Exercise prompt
Your reply must be the number of lines in the entries that hold the word "this", and nothing else.

··· Material provided ···

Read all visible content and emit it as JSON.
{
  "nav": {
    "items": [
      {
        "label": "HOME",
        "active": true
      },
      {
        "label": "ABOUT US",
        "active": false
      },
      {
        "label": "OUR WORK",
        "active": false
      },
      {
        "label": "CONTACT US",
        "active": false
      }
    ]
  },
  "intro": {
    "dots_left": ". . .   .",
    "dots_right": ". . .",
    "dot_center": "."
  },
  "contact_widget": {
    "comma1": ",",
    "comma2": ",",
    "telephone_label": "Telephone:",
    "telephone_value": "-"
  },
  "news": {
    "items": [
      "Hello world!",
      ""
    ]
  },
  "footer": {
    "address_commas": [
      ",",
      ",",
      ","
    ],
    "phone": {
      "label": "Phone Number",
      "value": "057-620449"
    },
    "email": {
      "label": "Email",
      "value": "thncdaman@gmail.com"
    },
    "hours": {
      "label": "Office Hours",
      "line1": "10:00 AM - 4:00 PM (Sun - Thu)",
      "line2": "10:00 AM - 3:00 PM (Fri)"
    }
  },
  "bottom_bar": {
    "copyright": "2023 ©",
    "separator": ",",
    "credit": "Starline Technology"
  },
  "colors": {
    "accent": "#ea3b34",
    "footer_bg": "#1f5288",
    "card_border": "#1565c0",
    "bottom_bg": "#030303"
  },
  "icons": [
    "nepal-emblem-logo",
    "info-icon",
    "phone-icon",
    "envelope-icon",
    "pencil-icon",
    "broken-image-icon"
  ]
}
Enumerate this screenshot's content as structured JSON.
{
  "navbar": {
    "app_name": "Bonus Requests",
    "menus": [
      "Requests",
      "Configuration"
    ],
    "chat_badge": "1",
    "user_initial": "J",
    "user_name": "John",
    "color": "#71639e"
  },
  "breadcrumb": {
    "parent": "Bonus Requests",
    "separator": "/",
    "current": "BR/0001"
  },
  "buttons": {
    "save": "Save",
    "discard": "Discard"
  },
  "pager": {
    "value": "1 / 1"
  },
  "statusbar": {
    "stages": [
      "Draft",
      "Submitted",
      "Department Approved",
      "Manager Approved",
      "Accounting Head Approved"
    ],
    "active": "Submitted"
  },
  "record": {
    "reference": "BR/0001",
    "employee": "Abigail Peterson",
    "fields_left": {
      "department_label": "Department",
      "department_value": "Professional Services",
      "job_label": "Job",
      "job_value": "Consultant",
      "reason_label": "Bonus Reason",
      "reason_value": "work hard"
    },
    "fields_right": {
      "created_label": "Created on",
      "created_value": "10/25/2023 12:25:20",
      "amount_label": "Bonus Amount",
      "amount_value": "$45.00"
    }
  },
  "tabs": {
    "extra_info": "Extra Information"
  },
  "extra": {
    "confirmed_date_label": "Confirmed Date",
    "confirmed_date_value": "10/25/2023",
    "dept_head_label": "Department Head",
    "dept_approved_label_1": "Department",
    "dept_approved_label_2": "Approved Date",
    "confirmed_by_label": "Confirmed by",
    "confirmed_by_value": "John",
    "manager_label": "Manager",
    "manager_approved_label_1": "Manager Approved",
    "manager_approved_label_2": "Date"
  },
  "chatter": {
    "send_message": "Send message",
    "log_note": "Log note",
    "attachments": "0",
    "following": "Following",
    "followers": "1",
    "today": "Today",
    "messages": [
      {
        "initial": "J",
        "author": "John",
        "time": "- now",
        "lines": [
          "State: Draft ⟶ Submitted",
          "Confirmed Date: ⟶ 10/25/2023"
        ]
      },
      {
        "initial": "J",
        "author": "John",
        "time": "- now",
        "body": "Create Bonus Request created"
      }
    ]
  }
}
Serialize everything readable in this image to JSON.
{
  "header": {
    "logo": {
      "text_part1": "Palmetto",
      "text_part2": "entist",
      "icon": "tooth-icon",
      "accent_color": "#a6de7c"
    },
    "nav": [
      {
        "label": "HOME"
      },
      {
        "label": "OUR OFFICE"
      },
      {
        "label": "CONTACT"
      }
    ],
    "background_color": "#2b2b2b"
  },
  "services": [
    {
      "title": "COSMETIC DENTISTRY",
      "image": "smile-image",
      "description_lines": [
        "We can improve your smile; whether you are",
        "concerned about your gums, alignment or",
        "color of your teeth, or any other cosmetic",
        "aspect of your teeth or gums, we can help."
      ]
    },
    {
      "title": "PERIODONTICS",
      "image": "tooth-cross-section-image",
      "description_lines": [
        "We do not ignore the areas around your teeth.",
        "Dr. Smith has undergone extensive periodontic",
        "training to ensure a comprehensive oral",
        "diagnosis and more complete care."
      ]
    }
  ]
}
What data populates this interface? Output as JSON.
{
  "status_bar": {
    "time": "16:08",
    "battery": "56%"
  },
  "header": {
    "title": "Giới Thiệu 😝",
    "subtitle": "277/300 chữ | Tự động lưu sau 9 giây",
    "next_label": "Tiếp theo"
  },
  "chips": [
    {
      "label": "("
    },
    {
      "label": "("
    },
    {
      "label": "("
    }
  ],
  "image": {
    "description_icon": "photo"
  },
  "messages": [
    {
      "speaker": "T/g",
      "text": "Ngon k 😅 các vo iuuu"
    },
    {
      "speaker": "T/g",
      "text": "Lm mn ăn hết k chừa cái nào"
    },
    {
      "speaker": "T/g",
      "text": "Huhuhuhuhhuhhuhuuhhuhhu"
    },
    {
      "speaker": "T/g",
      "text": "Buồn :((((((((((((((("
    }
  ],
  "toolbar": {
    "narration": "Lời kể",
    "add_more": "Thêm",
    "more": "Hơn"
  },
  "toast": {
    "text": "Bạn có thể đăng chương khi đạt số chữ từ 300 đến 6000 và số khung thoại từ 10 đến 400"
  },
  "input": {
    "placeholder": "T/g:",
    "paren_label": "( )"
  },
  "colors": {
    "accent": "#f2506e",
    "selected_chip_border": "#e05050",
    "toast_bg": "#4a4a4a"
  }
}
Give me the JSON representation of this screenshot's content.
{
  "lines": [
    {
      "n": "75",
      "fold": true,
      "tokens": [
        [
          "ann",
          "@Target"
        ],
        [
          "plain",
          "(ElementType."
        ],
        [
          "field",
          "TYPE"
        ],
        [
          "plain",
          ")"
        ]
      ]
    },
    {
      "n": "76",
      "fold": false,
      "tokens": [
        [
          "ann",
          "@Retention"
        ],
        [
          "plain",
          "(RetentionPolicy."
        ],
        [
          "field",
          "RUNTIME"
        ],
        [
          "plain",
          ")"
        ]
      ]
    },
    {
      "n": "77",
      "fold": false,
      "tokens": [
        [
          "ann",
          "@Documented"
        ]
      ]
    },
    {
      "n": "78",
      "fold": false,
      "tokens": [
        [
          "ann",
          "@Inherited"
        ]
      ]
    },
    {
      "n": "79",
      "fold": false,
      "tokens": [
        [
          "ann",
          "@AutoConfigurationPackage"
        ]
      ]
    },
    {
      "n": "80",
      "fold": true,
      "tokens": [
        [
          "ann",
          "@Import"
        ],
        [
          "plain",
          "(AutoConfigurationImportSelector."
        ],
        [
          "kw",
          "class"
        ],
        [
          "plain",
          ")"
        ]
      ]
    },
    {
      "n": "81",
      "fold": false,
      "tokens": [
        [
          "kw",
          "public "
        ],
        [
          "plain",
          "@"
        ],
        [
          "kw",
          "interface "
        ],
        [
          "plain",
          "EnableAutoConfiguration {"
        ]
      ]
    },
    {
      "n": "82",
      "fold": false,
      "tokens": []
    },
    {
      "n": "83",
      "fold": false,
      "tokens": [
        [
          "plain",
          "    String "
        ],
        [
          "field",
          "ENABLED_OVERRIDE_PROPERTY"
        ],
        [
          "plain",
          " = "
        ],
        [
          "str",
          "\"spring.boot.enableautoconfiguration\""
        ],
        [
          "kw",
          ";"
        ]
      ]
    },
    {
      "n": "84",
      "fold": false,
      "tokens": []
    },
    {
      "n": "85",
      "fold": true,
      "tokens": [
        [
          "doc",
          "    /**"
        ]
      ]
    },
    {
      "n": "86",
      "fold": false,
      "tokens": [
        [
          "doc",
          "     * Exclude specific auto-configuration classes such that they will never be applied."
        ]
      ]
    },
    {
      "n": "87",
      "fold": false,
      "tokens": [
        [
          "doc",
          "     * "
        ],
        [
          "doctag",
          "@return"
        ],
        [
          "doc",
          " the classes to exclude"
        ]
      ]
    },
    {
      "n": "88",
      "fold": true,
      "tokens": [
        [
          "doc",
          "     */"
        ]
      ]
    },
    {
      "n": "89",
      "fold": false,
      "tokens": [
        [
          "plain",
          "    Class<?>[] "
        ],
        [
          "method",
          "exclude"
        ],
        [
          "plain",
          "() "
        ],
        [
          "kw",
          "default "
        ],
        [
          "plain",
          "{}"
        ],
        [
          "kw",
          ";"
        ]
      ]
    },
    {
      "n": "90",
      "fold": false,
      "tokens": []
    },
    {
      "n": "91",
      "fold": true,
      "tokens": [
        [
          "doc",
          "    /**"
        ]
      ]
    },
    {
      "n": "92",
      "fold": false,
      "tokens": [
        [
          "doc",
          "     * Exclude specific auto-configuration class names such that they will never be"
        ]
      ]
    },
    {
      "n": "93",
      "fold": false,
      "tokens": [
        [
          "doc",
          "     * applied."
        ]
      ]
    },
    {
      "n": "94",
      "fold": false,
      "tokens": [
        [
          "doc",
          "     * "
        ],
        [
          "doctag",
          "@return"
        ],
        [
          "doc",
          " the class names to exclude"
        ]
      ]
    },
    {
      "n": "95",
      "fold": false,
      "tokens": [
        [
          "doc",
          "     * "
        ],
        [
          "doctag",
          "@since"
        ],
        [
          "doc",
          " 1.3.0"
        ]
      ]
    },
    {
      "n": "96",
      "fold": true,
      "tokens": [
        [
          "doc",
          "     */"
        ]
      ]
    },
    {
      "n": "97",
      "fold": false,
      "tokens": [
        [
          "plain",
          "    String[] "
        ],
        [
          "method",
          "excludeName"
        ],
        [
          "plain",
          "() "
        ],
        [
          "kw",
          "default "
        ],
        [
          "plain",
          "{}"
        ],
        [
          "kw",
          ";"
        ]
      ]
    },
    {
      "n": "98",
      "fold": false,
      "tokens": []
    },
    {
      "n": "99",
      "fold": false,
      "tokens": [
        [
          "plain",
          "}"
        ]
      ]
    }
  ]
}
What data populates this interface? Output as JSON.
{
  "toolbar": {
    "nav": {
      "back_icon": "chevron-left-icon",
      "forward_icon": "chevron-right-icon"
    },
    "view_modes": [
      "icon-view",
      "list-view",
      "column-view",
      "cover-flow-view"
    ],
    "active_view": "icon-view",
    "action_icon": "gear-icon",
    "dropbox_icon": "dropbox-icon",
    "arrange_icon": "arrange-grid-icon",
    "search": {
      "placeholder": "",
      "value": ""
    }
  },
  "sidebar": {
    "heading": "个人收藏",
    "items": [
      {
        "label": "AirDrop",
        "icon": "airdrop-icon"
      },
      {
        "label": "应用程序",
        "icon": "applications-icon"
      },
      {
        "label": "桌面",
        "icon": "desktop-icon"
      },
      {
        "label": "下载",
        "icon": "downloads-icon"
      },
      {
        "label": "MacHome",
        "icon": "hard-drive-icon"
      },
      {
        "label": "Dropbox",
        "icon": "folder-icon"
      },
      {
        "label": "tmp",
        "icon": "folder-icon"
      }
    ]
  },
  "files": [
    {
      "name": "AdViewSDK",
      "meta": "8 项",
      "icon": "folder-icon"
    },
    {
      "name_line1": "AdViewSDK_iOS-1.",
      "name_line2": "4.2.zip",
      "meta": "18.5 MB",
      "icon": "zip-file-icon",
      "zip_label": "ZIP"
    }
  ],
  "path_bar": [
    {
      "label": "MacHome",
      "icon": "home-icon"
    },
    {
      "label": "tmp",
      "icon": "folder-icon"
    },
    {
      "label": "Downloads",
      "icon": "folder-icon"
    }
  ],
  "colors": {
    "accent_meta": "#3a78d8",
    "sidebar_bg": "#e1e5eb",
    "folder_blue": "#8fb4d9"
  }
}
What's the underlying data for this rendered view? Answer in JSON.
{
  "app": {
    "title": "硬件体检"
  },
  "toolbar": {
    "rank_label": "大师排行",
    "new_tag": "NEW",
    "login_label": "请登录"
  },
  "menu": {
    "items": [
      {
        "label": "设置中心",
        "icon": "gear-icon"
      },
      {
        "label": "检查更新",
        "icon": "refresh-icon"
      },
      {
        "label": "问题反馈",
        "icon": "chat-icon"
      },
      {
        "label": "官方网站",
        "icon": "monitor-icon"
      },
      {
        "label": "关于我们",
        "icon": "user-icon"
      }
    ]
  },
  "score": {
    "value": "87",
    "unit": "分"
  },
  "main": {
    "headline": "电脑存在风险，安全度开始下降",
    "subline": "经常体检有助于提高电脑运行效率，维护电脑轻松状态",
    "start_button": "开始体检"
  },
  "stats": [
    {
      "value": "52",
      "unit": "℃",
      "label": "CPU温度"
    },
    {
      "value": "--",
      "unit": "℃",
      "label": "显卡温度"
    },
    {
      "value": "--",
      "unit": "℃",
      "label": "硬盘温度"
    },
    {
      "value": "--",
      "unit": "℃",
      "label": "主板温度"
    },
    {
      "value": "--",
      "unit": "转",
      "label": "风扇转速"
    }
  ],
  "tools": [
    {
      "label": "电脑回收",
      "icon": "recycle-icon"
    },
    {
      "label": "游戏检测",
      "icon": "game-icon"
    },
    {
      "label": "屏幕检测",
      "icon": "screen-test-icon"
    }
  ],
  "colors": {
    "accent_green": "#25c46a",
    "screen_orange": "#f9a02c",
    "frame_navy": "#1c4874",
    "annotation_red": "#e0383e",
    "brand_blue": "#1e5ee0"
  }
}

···

Response
6